[Directions]: Report every line below that holds the word "true".

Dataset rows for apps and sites
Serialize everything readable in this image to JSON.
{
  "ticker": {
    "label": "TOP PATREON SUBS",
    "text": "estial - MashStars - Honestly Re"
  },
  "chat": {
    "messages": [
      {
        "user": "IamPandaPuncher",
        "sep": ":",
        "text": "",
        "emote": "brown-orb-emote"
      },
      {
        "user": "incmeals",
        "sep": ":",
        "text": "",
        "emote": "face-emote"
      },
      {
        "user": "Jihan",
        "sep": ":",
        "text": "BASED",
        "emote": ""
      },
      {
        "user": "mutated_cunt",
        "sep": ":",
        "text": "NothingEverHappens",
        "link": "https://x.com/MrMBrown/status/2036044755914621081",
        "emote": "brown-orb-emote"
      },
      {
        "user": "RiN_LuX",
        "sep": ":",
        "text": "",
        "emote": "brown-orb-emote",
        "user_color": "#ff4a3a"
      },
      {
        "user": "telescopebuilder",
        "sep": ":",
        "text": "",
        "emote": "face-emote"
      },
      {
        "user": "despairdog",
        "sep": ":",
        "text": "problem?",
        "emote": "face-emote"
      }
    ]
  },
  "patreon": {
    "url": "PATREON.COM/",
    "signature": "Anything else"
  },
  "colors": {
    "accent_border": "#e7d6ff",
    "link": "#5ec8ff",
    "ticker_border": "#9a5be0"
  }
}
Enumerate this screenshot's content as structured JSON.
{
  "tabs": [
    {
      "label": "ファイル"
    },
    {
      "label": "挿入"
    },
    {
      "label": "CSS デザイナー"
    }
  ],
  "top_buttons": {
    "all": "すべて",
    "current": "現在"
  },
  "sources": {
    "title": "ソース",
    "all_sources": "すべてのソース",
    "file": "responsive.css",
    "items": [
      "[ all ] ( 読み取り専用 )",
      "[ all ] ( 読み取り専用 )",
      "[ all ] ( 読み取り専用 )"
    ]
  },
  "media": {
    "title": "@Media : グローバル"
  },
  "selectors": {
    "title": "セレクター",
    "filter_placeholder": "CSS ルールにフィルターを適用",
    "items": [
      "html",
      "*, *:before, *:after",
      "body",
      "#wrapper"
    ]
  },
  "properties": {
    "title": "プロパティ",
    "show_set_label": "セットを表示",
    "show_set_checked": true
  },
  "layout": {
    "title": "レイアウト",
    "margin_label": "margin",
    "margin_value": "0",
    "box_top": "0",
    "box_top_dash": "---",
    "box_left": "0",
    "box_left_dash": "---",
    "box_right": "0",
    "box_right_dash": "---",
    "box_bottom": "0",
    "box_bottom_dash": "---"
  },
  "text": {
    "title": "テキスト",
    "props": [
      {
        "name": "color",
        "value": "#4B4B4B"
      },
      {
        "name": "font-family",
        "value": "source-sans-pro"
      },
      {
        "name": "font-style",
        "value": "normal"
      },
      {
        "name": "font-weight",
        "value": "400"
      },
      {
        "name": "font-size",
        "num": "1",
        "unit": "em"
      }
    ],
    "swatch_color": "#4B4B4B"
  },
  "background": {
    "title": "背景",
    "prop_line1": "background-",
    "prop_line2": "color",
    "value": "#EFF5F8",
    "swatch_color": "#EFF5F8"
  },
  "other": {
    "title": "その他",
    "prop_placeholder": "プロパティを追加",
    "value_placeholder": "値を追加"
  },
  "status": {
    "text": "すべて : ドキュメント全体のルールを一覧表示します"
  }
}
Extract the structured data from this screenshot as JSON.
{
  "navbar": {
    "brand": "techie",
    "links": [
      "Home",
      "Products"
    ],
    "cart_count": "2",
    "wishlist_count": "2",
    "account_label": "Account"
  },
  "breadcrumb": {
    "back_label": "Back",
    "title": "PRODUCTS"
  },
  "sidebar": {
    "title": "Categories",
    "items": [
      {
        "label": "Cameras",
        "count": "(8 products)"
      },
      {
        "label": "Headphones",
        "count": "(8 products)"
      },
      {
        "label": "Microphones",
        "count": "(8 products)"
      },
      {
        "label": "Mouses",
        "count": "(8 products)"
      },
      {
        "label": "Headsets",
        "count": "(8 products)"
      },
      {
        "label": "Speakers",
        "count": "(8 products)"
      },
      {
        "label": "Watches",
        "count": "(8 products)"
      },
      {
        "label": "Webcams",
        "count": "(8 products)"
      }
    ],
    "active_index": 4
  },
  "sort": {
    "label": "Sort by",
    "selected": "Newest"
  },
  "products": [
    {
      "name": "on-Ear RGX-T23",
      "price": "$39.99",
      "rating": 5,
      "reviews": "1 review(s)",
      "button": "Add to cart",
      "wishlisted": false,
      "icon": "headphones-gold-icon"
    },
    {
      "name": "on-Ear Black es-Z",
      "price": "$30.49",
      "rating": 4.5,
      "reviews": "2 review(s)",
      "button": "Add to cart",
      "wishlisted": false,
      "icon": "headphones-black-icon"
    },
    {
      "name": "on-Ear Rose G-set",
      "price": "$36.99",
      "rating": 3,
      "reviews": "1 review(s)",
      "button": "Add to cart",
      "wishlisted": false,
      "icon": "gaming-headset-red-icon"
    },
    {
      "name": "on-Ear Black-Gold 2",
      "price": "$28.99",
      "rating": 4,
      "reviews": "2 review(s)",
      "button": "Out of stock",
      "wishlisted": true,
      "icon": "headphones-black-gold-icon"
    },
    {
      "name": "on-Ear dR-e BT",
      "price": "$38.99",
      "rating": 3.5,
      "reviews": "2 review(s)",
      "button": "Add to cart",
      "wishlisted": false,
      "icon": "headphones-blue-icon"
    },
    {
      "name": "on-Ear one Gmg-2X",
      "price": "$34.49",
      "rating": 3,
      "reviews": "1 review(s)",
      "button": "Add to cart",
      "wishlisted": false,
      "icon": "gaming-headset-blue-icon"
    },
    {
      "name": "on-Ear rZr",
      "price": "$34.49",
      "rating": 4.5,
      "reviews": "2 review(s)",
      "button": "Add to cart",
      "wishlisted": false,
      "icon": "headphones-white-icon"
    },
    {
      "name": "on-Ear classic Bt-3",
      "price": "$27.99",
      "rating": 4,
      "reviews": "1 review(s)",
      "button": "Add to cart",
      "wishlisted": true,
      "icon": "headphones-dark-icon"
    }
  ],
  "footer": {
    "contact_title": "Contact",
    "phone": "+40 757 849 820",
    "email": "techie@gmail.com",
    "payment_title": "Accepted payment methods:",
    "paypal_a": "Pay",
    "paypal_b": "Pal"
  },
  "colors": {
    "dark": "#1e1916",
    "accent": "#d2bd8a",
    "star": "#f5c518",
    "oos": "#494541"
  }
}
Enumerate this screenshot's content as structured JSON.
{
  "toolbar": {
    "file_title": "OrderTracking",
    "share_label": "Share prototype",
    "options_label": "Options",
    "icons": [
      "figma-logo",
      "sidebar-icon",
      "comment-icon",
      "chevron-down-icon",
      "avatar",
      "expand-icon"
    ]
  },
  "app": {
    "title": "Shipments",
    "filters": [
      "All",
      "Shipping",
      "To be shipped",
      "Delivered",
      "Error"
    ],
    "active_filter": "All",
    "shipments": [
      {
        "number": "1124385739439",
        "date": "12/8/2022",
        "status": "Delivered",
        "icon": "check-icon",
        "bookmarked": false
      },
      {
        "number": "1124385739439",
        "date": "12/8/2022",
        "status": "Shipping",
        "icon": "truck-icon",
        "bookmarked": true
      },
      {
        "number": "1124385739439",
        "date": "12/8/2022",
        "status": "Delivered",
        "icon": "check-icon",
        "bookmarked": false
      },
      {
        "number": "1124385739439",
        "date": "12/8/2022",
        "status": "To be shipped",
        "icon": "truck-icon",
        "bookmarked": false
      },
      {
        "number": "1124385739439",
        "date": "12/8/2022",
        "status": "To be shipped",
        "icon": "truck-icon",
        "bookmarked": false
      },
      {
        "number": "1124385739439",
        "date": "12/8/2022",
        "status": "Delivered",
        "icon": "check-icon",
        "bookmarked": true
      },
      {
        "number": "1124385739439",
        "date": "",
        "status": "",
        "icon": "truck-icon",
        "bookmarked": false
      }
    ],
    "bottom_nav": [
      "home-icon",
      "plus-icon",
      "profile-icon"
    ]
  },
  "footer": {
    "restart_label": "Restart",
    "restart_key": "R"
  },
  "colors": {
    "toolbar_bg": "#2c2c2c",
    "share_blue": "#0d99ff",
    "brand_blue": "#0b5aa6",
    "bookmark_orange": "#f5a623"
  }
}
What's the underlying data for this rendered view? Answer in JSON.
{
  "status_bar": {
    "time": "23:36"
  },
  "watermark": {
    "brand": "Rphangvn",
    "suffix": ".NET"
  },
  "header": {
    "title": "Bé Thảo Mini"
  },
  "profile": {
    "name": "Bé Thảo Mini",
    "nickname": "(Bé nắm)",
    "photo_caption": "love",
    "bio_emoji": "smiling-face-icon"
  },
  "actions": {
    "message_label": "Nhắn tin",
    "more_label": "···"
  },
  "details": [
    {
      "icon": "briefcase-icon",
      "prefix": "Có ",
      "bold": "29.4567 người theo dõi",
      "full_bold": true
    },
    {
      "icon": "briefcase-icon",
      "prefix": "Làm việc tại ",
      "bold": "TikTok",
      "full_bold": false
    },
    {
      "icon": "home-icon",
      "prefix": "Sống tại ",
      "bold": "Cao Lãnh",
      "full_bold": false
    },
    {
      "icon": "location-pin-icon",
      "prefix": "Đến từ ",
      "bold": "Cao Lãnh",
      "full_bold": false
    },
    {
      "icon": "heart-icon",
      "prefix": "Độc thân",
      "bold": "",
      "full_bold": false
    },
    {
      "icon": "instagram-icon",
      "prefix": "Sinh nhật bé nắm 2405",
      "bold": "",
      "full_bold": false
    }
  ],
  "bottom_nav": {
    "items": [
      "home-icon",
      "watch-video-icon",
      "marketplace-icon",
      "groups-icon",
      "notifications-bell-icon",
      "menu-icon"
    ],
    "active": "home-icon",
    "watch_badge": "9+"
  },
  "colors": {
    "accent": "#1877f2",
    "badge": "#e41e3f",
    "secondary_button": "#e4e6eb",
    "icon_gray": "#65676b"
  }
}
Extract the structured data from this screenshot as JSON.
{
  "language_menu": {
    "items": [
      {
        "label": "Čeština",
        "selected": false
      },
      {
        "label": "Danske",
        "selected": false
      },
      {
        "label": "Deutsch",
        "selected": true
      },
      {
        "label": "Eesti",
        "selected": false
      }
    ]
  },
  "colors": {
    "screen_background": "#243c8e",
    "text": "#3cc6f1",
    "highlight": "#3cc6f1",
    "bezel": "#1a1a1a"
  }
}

[Result of the exercise]:
    "show_set_checked": true
      "wishlisted": true,
      "wishlisted": true,
        "bookmarked": true
        "bookmarked": true
      "full_bold": true
        "selected": true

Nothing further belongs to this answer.